--- Task instructions ---
Type out the records again, exactly as they are.

--- Input for this task ---
───
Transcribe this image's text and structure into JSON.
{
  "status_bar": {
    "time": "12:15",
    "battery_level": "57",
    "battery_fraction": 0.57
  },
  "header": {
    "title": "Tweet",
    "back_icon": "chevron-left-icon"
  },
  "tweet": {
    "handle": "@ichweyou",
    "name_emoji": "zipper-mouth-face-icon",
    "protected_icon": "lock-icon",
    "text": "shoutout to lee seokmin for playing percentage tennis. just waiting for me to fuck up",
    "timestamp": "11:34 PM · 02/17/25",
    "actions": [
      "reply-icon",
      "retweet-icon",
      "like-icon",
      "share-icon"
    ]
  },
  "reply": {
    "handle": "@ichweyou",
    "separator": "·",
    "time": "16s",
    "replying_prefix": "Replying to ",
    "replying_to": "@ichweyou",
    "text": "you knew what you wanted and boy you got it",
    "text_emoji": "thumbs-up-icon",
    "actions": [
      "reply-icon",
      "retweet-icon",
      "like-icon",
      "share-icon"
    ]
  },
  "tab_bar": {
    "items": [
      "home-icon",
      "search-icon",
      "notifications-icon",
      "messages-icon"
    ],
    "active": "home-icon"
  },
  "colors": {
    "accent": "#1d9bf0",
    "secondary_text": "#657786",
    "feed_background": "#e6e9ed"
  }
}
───
--- Task response ---
Transcribe this image's text and structure into JSON.
{
  "status_bar": {
    "time": "12:15",
    "battery_level": "57",
    "battery_fraction": 0.57
  },
  "header": {
    "title": "Tweet",
    "back_icon": "chevron-left-icon"
  },
  "tweet": {
    "handle": "@ichweyou",
    "name_emoji": "zipper-mouth-face-icon",
    "protected_icon": "lock-icon",
    "text": "shoutout to lee seokmin for playing percentage tennis. just waiting for me to fuck up",
    "timestamp": "11:34 PM · 02/17/25",
    "actions": [
      "reply-icon",
      "retweet-icon",
      "like-icon",
      "share-icon"
    ]
  },
  "reply": {
    "handle": "@ichweyou",
    "separator": "·",
    "time": "16s",
    "replying_prefix": "Replying to ",
    "replying_to": "@ichweyou",
    "text": "you knew what you wanted and boy you got it",
    "text_emoji": "thumbs-up-icon",
    "actions": [
      "reply-icon",
      "retweet-icon",
      "like-icon",
      "share-icon"
    ]
  },
  "tab_bar": {
    "items": [
      "home-icon",
      "search-icon",
      "notifications-icon",
      "messages-icon"
    ],
    "active": "home-icon"
  },
  "colors": {
    "accent": "#1d9bf0",
    "secondary_text": "#657786",
    "feed_background": "#e6e9ed"
  }
}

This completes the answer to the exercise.